Before you start the hike, you will participate in an E Hō Mai chant with the volunteer staff. This chant is meant to ask permission from the land to enter this place of great culture and history. Waimea Valley was thought to be a sacred place for high-ranking officials, so getting the chant correct is very important. Learn more about the E Hō Mai chant here.
After the chant, you will begin the hike up to the work spot. To a seasoned hiker, this was a very easy trail but the views were simply unbeatable because the general public cannot go on this hike. As we made our way up, McKenzie was quick to point out any native plants and their uses, she was very knowledgeable about all of the plants there at Waimea Valley and that really added a level of respect to the staff.
Once you reach the top, you will group up at a truck that will carry all of the tools and water for the day. Although they have water at the top, make sure to bring your own water just to make sure.
At the truck, we were given all of our instructions and tasks for the day; once that was finished, we were sent out to do our work.
You will be given time to eat your lunch and rest before you begin the second half of your day; for our group that included weeding and continuation of planting Akai.
Overall, your day will be jam-packed with things to do and you won’t waste a moment of time. The hike back down to the visitor center is much easier than the way up, make sure to try some strawberry guavas that surround the trail; although they’re invasive, the fruit is delicious.
Unique Aspects Of This Volunteer Program
Many volunteering spots offer unique experiences such as access to prohibited areas and places the general public cannot visit; however, Waimea Valley takes this to a whole other level by giving volunteers free access to the botanical garden which houses a vast array of plants and birds.
Not only do you get free access to the botanical gardens, but you also get to hike up to the ridges that surround the valley which are prohibited to the public. That really adds a whole other level of uniqueness to this experience.
Without a doubt, Waimea Valley is one of the top places to volunteer on Oahu.
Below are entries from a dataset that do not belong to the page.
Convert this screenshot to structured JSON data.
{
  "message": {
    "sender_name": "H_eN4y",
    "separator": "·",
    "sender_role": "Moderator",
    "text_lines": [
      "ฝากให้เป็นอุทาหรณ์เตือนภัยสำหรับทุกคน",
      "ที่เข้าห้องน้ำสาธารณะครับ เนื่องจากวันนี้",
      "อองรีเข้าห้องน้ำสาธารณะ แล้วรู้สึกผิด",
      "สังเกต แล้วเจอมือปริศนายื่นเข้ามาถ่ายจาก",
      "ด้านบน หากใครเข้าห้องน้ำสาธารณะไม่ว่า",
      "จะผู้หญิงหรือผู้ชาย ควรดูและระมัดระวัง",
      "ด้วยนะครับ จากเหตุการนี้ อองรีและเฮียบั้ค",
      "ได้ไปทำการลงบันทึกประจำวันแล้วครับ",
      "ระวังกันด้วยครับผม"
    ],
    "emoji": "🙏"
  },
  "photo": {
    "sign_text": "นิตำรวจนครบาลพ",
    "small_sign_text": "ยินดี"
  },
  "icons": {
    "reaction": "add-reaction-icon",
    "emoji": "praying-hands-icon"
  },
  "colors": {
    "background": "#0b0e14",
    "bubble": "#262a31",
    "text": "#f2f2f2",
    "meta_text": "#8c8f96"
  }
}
Not only do you get to see things that nobody else can, but you also get to preserve and protect the precious and fragile landscape that Waimea Valley is.
I was part of a small group and this really added to the personalized experience because our guide, McKenzie, was able to answer any questions we had and would be able to check up on us while we worked.
If you’re looking to volunteer while on vacation or gain some valuable community service hours, this is definitely something you need to consider.